The restriction was announced by the company back on Sept. 1st when it stated that the US government has told it to stop selling its A100 and H100 chips to its Chinese clients which are expected to have an impact of about US$400 million in sales for the company in its current fiscal quarter.
The two products are Nvidia’s fastest chips and are used in data centers to speed up artificial intelligence tasks such as natural language processing.
During the Wednesday news conference, Huang added that both chips are part of larger chip lineups with a large number of products that can still be sold in the Chinese market.
He further added that Nvidia will seek licenses from the US government for its Chinese clients who wants its high-end chips.
“You could surmise that the goal is not to reduce or hamper our business. The goal is to know who it is that would need capabilities above this limit and give the United States the opportunity to make a decision about whether that level of technology should be available to others,” Huang said.
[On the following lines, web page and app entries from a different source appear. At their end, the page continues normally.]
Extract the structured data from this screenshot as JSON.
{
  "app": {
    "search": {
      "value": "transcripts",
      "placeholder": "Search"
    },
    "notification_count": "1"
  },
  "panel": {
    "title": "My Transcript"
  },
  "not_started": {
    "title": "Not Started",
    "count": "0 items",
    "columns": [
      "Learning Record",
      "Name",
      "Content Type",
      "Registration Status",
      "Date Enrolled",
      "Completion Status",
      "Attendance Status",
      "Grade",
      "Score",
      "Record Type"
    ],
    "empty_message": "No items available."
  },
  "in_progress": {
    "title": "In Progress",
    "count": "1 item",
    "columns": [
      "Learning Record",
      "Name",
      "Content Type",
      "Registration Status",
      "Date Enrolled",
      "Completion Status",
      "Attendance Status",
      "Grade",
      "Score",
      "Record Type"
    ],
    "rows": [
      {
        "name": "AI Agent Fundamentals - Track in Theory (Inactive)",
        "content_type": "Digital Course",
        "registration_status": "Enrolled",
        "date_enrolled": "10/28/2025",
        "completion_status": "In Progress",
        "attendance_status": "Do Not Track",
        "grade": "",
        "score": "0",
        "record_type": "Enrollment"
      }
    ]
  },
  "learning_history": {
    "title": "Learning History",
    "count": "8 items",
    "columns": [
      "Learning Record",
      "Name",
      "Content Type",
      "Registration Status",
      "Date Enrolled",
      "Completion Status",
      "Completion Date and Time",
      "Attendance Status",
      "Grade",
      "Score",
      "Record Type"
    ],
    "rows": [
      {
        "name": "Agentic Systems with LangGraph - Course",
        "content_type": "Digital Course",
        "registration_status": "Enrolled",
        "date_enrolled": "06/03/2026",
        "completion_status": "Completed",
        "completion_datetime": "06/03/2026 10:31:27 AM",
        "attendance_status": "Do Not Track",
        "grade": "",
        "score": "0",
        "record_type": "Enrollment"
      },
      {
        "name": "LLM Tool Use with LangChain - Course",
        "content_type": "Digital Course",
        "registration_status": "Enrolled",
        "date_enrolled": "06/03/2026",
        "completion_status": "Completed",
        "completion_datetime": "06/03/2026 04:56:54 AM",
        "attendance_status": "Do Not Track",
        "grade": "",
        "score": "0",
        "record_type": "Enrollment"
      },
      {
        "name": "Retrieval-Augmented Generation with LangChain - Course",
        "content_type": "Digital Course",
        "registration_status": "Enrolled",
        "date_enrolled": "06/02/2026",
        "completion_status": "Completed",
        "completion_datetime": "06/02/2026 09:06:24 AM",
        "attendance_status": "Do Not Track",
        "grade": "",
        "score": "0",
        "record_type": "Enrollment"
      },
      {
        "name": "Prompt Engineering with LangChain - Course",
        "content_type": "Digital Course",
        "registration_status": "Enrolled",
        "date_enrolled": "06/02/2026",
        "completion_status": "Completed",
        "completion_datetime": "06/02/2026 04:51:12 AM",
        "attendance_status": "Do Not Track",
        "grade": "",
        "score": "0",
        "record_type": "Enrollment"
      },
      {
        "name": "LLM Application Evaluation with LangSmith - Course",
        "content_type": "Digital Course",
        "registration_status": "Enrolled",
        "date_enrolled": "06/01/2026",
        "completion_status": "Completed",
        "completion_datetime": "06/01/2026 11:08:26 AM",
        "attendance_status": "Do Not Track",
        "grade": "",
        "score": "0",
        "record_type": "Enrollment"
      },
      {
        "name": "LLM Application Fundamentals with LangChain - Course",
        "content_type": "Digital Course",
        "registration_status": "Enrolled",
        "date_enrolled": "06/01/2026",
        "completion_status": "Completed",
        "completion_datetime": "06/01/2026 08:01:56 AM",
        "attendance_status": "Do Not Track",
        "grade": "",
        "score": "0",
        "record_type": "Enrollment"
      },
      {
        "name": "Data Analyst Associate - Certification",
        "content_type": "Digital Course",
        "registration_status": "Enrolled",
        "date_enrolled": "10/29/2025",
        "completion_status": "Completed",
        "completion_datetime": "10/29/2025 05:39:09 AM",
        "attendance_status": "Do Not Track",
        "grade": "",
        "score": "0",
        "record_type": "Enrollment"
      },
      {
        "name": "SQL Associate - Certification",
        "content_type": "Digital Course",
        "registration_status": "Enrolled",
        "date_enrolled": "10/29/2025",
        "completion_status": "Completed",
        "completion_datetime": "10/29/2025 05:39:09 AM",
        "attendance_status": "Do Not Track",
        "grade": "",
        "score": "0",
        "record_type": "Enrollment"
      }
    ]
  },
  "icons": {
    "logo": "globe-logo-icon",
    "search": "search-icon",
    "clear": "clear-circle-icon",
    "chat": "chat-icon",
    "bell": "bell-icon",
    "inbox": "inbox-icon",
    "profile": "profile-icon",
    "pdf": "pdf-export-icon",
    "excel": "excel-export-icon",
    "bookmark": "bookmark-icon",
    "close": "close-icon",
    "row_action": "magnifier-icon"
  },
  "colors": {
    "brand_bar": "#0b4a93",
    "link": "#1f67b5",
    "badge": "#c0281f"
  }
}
However, some Chinese companies including Hikvision recently made it known that it can still create more powerful surveillance cameras even without Nvidia’s GPU chips.